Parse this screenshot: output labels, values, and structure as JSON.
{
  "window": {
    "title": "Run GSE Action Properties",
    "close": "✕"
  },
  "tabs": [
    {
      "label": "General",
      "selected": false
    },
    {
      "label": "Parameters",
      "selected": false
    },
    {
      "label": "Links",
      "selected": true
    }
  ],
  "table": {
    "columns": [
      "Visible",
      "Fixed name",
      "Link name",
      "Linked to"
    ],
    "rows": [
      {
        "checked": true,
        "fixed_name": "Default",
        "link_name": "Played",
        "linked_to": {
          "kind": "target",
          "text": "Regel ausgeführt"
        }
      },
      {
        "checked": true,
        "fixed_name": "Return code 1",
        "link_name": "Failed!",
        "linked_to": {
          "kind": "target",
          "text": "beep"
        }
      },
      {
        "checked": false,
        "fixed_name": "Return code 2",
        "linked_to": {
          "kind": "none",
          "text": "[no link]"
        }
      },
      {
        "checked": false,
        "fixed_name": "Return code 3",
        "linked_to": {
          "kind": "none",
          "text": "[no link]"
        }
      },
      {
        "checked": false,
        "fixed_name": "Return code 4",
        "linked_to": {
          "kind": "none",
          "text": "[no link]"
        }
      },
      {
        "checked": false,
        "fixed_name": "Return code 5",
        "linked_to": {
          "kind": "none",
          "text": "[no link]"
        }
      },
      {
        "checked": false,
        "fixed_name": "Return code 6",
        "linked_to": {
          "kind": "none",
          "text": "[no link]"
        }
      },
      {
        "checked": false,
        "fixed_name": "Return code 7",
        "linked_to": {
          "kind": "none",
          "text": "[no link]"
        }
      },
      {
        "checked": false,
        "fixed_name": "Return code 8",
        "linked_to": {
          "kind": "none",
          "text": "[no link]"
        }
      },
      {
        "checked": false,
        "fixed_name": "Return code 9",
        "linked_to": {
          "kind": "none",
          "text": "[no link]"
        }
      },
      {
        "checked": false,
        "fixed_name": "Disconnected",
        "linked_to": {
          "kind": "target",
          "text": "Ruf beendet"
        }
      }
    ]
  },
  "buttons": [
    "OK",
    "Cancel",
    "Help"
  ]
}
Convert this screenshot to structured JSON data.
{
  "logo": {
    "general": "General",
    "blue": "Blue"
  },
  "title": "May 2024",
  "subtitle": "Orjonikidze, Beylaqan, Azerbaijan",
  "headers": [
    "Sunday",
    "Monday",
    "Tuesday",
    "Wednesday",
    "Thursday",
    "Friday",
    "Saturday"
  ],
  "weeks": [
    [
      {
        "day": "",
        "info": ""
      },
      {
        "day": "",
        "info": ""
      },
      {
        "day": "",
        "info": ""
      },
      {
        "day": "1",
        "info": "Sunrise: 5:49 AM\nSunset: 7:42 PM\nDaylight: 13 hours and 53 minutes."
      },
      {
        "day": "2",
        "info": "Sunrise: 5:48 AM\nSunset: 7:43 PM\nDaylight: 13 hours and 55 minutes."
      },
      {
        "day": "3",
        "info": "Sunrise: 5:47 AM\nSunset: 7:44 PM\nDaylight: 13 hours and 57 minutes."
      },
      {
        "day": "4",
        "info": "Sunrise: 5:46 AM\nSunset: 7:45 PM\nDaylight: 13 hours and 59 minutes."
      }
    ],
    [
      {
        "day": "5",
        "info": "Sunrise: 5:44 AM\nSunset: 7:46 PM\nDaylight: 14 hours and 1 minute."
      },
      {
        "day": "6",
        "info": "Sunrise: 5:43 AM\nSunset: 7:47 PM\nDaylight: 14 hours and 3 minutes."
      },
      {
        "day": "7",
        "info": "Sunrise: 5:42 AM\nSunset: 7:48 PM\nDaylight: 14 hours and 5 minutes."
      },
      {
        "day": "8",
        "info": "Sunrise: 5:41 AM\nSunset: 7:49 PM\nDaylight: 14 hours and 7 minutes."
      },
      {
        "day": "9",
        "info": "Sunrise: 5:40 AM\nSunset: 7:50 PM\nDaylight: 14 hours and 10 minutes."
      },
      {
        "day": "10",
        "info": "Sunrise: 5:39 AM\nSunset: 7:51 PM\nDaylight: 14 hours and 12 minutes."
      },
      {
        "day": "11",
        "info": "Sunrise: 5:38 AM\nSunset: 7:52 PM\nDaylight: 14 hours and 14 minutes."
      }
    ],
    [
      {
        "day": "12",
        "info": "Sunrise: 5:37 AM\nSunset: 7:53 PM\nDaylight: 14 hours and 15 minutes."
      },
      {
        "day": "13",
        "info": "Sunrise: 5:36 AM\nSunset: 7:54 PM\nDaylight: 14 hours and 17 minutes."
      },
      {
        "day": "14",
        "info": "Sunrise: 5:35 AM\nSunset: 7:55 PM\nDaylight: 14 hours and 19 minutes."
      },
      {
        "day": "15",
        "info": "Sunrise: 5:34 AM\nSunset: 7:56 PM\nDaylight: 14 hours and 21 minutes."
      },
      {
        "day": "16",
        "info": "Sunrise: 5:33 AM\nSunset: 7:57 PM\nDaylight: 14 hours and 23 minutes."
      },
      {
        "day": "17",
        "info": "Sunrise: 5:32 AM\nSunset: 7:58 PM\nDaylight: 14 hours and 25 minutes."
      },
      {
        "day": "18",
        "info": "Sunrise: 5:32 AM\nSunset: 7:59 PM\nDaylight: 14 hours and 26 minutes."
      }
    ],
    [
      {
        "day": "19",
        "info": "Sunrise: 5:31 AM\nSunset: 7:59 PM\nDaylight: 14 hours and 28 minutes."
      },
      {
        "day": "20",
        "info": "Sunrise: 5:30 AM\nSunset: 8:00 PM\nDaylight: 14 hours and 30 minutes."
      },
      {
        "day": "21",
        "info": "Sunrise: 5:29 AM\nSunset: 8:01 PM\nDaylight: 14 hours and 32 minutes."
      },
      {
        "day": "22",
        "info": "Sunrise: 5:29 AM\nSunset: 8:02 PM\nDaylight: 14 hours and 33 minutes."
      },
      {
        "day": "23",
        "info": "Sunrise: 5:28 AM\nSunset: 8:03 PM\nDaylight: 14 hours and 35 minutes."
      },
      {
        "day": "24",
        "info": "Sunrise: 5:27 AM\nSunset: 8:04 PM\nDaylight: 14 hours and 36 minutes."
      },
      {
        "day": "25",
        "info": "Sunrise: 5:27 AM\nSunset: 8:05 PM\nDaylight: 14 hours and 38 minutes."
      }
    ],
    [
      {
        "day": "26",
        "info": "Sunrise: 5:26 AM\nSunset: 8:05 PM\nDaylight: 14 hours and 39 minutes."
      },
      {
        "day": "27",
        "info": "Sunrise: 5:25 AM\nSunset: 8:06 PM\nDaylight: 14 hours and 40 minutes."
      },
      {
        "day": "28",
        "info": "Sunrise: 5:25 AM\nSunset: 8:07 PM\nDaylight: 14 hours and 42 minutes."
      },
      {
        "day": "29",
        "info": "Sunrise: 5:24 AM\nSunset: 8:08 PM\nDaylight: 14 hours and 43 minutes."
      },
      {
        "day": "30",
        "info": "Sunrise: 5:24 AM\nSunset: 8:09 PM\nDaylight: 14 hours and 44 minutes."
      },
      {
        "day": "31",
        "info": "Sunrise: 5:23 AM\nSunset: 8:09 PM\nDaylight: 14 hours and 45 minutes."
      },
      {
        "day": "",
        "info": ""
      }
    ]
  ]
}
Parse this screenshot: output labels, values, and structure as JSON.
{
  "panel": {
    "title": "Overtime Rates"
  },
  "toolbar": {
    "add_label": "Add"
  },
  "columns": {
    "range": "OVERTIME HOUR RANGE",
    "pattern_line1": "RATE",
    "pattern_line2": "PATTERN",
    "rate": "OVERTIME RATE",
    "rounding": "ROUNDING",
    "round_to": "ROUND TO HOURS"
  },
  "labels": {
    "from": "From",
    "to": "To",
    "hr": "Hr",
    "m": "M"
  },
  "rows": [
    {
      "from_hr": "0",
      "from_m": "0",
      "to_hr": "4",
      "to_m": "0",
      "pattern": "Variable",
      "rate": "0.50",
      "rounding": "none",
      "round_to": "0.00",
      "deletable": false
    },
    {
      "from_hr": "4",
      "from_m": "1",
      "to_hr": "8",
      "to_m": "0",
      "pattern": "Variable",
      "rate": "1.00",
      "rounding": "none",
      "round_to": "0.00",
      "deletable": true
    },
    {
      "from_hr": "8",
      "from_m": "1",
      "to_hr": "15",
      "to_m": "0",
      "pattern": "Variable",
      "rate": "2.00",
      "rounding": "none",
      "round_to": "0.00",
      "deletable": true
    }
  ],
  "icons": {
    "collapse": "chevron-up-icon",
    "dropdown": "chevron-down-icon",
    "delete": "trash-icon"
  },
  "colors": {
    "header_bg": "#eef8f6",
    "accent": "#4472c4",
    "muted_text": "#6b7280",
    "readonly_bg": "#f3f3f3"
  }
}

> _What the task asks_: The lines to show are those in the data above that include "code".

> _Exercise response_:
        "fixed_name": "Return code 1",
        "fixed_name": "Return code 2",
        "fixed_name": "Return code 3",
        "fixed_name": "Return code 4",
        "fixed_name": "Return code 5",
        "fixed_name": "Return code 6",
        "fixed_name": "Return code 7",
        "fixed_name": "Return code 8",
        "fixed_name": "Return code 9",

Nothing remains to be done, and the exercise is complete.